■ **Exercise data**:
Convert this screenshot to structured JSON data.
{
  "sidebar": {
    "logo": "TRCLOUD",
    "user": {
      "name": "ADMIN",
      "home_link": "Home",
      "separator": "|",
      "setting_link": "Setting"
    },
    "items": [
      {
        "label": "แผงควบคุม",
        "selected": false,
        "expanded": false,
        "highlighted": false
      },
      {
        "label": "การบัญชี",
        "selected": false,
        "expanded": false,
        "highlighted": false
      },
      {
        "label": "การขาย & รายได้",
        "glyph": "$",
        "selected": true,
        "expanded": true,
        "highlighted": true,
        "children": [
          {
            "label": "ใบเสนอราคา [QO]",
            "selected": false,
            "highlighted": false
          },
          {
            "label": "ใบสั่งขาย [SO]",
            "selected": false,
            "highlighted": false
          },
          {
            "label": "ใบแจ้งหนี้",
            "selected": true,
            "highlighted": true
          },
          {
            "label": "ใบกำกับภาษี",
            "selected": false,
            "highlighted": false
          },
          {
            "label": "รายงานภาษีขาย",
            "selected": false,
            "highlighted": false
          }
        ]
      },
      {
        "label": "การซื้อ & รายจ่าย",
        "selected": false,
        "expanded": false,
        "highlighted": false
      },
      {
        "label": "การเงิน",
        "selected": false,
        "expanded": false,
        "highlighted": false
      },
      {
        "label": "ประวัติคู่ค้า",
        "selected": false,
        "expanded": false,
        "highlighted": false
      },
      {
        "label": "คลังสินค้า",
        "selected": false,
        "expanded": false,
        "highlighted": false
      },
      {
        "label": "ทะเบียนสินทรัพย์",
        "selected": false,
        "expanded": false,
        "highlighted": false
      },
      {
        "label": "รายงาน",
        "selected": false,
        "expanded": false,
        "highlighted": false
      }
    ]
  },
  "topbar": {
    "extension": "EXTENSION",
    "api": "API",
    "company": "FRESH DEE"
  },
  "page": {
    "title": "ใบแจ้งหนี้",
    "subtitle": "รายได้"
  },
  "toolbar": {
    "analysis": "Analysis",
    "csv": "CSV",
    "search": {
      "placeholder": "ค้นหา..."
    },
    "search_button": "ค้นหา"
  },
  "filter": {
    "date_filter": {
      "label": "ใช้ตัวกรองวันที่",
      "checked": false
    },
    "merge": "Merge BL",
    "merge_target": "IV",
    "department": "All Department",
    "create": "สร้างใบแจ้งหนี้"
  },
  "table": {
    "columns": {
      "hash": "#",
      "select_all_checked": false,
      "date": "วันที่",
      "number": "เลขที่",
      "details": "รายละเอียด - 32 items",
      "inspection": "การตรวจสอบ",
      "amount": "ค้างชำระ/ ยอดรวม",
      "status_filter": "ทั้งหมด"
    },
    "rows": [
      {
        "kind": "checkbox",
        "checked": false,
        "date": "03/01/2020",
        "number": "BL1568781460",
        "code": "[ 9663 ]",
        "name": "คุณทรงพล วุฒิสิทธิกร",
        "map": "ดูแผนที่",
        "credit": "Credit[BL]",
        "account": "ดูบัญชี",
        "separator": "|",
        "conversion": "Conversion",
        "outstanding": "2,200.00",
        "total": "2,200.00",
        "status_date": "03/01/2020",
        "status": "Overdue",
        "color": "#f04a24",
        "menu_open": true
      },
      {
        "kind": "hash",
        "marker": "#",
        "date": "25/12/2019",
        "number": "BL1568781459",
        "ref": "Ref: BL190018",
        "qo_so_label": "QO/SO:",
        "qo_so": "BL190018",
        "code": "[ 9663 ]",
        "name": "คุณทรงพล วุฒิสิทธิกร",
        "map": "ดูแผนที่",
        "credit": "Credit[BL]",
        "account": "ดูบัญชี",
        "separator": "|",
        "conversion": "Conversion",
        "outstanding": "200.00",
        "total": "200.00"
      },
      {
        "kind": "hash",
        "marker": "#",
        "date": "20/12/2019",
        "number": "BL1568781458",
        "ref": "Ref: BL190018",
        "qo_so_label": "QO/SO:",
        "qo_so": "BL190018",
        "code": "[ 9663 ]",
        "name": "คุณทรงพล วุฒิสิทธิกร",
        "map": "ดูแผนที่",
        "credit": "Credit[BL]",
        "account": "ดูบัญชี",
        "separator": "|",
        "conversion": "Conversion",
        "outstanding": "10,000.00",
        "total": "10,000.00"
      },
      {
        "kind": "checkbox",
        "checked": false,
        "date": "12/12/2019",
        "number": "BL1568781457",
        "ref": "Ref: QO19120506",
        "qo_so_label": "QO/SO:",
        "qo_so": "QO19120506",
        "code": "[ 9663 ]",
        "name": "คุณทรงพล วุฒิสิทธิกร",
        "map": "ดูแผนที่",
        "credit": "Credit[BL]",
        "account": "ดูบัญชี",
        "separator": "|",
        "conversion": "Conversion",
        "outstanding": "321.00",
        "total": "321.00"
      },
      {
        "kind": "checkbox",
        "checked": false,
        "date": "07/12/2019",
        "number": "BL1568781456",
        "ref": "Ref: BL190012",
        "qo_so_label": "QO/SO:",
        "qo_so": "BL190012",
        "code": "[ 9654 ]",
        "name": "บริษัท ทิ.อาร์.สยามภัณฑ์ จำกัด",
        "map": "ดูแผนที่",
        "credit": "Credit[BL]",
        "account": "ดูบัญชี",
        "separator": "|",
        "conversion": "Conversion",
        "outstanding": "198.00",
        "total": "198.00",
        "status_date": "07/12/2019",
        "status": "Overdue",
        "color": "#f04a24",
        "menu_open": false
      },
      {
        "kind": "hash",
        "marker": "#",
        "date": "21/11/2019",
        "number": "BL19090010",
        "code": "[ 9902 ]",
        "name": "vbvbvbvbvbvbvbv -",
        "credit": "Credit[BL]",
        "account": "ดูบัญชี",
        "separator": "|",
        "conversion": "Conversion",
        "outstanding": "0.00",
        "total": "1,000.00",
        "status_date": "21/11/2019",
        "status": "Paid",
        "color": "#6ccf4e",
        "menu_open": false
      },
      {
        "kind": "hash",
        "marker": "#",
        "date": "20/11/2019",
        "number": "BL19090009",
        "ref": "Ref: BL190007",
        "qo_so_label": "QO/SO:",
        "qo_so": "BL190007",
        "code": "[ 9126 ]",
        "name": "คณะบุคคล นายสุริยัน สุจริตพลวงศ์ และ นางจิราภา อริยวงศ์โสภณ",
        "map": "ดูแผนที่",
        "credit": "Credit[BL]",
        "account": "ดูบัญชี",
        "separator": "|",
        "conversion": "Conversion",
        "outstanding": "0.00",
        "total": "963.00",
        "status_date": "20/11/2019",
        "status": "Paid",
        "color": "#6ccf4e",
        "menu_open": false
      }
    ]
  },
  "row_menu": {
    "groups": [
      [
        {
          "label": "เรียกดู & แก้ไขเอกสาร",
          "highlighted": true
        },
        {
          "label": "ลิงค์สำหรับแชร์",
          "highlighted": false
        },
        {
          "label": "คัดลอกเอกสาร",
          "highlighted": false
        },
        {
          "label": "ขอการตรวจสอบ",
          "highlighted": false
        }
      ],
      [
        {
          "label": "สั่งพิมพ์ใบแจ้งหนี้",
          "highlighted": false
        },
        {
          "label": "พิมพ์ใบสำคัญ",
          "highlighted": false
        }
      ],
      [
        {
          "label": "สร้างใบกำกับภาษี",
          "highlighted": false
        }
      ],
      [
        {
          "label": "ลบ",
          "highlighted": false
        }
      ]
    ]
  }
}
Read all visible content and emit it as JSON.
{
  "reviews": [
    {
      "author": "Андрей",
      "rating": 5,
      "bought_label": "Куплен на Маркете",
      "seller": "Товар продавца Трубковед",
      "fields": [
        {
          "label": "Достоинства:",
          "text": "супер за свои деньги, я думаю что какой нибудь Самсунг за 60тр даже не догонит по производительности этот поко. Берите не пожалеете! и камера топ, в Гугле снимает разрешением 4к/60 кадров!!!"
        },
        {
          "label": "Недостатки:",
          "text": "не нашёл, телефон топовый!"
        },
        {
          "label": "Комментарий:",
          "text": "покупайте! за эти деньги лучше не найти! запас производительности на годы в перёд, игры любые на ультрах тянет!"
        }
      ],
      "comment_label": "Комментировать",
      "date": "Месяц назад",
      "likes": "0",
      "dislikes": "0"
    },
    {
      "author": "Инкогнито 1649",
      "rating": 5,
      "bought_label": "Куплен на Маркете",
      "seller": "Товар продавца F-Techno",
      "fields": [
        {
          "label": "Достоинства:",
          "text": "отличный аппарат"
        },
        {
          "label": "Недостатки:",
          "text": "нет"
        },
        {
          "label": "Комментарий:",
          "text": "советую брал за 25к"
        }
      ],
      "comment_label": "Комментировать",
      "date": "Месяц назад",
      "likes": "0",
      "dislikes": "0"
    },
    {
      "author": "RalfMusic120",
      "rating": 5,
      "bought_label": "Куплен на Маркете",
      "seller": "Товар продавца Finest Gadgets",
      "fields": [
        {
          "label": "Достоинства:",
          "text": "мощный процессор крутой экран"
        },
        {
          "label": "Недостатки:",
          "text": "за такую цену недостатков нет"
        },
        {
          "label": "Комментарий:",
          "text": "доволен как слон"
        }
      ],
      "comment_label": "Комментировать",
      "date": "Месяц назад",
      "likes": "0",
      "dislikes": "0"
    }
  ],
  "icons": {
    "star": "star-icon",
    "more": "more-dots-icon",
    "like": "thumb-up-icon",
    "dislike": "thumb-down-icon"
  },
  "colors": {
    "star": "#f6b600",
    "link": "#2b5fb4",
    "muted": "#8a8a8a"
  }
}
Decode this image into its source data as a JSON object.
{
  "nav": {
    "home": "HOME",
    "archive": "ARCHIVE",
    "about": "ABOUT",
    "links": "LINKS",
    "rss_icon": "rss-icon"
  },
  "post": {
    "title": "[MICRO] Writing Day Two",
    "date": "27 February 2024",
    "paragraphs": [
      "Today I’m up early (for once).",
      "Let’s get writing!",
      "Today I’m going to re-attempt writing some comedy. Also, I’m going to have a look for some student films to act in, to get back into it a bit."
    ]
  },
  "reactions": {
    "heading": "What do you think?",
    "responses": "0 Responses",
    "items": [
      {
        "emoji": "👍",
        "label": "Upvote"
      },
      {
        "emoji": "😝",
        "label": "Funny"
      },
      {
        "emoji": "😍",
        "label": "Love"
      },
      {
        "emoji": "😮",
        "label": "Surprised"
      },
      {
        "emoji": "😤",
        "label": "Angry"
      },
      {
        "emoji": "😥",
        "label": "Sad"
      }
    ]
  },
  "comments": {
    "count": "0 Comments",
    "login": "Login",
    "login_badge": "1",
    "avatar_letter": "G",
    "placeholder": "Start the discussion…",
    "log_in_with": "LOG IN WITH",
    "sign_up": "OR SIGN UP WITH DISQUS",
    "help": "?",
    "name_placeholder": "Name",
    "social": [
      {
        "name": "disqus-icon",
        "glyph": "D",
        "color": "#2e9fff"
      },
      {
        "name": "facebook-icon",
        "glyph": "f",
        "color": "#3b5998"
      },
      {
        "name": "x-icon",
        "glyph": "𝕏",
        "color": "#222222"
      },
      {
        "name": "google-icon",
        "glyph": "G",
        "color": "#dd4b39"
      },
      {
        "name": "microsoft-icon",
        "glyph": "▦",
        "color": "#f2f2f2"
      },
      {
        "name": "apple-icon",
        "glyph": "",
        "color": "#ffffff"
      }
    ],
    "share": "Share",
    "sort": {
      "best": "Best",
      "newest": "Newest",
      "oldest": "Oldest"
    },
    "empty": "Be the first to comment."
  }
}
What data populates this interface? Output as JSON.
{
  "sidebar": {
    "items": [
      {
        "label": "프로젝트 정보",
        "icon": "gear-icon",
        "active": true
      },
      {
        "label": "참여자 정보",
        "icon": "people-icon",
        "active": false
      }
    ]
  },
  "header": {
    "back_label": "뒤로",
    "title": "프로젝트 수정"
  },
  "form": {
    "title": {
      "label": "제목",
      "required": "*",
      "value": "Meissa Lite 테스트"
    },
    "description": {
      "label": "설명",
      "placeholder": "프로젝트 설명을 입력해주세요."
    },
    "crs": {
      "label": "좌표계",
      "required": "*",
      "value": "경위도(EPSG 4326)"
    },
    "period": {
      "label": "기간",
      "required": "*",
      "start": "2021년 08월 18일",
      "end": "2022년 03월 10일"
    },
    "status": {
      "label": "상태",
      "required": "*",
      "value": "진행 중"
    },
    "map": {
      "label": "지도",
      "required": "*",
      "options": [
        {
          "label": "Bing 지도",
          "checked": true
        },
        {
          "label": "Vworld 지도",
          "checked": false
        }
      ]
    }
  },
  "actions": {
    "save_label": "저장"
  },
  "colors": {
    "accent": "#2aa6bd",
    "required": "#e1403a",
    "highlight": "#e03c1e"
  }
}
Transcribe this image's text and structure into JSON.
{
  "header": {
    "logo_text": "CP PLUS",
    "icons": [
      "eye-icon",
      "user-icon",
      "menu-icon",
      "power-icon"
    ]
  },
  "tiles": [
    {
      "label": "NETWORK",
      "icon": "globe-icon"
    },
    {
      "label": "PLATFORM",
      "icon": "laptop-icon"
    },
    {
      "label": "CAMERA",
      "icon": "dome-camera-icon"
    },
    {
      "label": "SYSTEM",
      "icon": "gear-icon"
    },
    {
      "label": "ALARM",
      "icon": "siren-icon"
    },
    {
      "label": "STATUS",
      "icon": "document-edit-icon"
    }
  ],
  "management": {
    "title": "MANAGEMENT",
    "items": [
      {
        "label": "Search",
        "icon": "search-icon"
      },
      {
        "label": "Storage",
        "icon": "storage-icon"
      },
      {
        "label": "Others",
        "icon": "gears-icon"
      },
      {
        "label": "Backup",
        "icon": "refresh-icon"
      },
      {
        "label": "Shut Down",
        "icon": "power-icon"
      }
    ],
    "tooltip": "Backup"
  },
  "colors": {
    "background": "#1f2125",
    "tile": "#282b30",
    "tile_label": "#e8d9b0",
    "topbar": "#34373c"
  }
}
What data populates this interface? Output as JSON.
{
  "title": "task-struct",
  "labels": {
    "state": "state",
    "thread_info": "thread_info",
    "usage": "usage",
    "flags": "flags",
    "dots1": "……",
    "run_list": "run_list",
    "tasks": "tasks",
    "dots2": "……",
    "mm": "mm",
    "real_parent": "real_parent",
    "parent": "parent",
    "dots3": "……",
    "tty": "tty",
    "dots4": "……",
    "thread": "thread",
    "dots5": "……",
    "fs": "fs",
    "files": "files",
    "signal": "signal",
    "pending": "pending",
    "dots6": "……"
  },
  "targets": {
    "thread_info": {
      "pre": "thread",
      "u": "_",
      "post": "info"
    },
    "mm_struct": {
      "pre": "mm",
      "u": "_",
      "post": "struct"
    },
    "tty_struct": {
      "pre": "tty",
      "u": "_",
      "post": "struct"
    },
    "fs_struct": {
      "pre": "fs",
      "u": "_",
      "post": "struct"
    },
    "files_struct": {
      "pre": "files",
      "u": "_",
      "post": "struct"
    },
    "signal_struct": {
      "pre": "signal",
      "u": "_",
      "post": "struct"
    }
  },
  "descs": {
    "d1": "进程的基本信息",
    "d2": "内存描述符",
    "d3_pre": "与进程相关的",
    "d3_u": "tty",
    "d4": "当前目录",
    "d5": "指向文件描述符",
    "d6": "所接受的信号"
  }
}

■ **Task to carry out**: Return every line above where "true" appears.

■ **Output of the task**:
        "selected": true,
        "expanded": true,
        "highlighted": true,
            "selected": true,
            "highlighted": true
        "menu_open": true
          "highlighted": true
        "active": true
          "checked": true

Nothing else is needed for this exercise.